The story was much different six decades ago when Buick was one of the manufacturers who were pushing the horsepower envelope and unleashing some of the most exciting cars ever built in the U.S.
During that era, high-powered muscle reigned supreme on American roads, and at the heart of these four-wheeled monsters were mighty V8 engines.
Available in a mind-boggling variety of setups, these eight-cylinder legends were becoming more and more powerful every year, with massive big blocks sitting at the top of the food chain.
These days, conversations about those iconic big blocks revolve around Chrysler’s 426 HEMI, Chevy’s LS6 454, or Ford’s 427 (mainly the Cammer), but Buick’s gargantuan 455 was, in many ways, just as impressive.
Buick engineers began designing their own big block during the late 1960s, rolling it out on select models in 1967. At first, it was available in 400-ci (6.6-liter) and 430-ci (7.0-liter) versions but in 1970 its displacement was raised to a whopping 455 ci (7.5 liters).
Pontiac and Olds also offered a 455, yet apart from the displacement, these three titans had little in common in terms of architecture.
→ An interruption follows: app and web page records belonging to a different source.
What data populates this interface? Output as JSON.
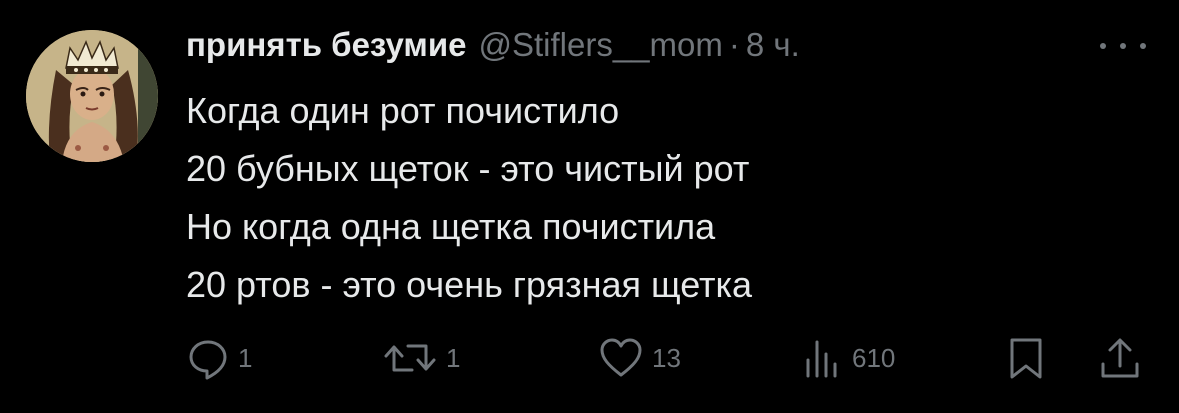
{
  "tweet": {
    "display_name": "принять безумие",
    "handle": "@Stiflers__mom",
    "separator": "·",
    "time": "8 ч.",
    "lines": [
      "Когда один рот почистило",
      "20 бубных щеток - это чистый рот",
      "Но когда одна щетка почистила",
      "20 ртов - это очень грязная щетка"
    ]
  },
  "actions": {
    "reply_icon": "reply-icon",
    "reply_count": "1",
    "retweet_icon": "retweet-icon",
    "retweet_count": "1",
    "like_icon": "heart-icon",
    "like_count": "13",
    "views_icon": "views-bar-chart-icon",
    "views_count": "610",
    "bookmark_icon": "bookmark-icon",
    "share_icon": "share-icon"
  },
  "colors": {
    "background": "#000000",
    "primary_text": "#e7e9ea",
    "secondary_text": "#71767b"
  }
}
Rather than borrowing their GM siblings’ recipes, Buick engineers headed by Denny Manner elected to only bore out the cylinders of its 430 from 4.1875 inches (106.36 mm) to 4.31 inches (109.47 mm). The Olds 455 was based on the smaller 425 but with a lengthened stroke, while Pontiac’s 455 was developed around a bored and stroked version of the division’s 428.
In terms of power, the regular-spec 455 was conservatively rated at 350 hp, yet the torque it could produce was unmatched. With 510 lb-ft (691 Nm) attainable as low as 2,800 rpm, it delivered more torque to the rear wheels than any other muscle car engine available in a mass-produced model.
But the good news for the 1970 model year didn’t end with the regular 455. With GM finally lifting its self-imposed 400-ci engine restriction for intermediate modes, Buick engineers were free to transform the performance-oriented, Grand Sport model and its striped, GSX brethren into veritable dragstrip warriors with the addition of the Stage 1 engine option.
There was also a very rare dealer-installed Stage 2 option conceived specifically for professional drag racing. The very few 455 engines that were equipped with this package received special heads that featured round exhaust ports, matching Kustom headers, high compression forged pistons, an Edelbrock aluminum intake, an even more aggressive cam, and a Holley 850-Cfm carb. In this configuration, the mighty 455 could easily surpass 500 hp.
Although it was short-lived and didn’t equip the era’s most popular muscle cars, Buick’s 455 big block was one of the most impressive big block V8s ever built. In terms of torque, it was the most powerful engine mass-produced on American soil at the time of its release, and it continued to hold this title for the next 22 years until Dodge introduced the Viper.
In the video below by MuscleCarOfTheWeek, you can learn more about the 1970 Buick GSX, the most badass model that was equipped with the 455 Stage 1.